Dataset rows for apps and sites:
┏━━
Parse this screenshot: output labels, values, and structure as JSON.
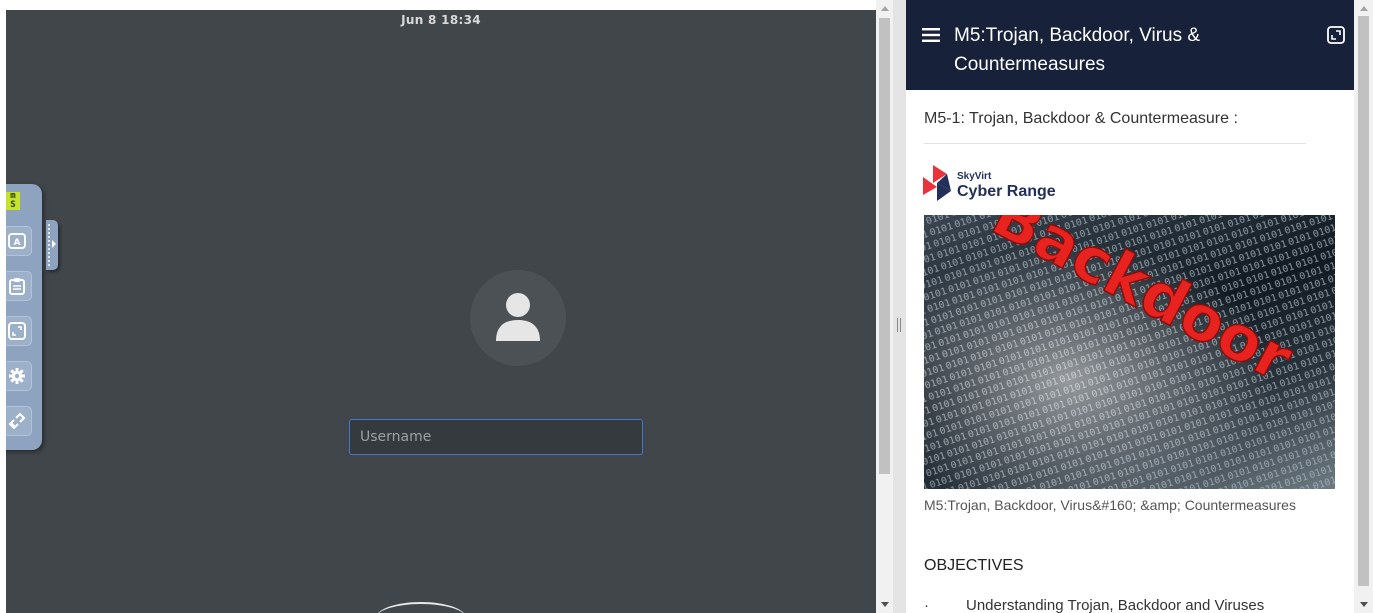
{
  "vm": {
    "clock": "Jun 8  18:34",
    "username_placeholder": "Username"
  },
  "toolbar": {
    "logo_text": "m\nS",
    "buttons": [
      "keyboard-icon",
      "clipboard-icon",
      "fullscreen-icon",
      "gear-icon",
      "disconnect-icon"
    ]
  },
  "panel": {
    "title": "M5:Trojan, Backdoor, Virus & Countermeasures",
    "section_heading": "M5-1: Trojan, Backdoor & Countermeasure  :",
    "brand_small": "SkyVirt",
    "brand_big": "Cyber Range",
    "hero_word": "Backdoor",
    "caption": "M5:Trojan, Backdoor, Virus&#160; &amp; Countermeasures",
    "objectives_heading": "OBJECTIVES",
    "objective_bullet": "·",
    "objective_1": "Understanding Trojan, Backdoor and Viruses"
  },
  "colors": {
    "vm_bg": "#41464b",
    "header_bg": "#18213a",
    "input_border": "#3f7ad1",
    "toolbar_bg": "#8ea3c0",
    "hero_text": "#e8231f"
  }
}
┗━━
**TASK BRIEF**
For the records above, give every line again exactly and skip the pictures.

**OUTPUT FOR THIS EXERCISE**
Parse this screenshot: output labels, values, and structure as JSON.
{
  "vm": {
    "clock": "Jun 8  18:34",
    "username_placeholder": "Username"
  },
  "toolbar": {
    "logo_text": "m\nS",
    "buttons": [
      "keyboard-icon",
      "clipboard-icon",
      "fullscreen-icon",
      "gear-icon",
      "disconnect-icon"
    ]
  },
  "panel": {
    "title": "M5:Trojan, Backdoor, Virus & Countermeasures",
    "section_heading": "M5-1: Trojan, Backdoor & Countermeasure  :",
    "brand_small": "SkyVirt",
    "brand_big": "Cyber Range",
    "hero_word": "Backdoor",
    "caption": "M5:Trojan, Backdoor, Virus&#160; &amp; Countermeasures",
    "objectives_heading": "OBJECTIVES",
    "objective_bullet": "·",
    "objective_1": "Understanding Trojan, Backdoor and Viruses"
  },
  "colors": {
    "vm_bg": "#41464b",
    "header_bg": "#18213a",
    "input_border": "#3f7ad1",
    "toolbar_bg": "#8ea3c0",
    "hero_text": "#e8231f"
  }
}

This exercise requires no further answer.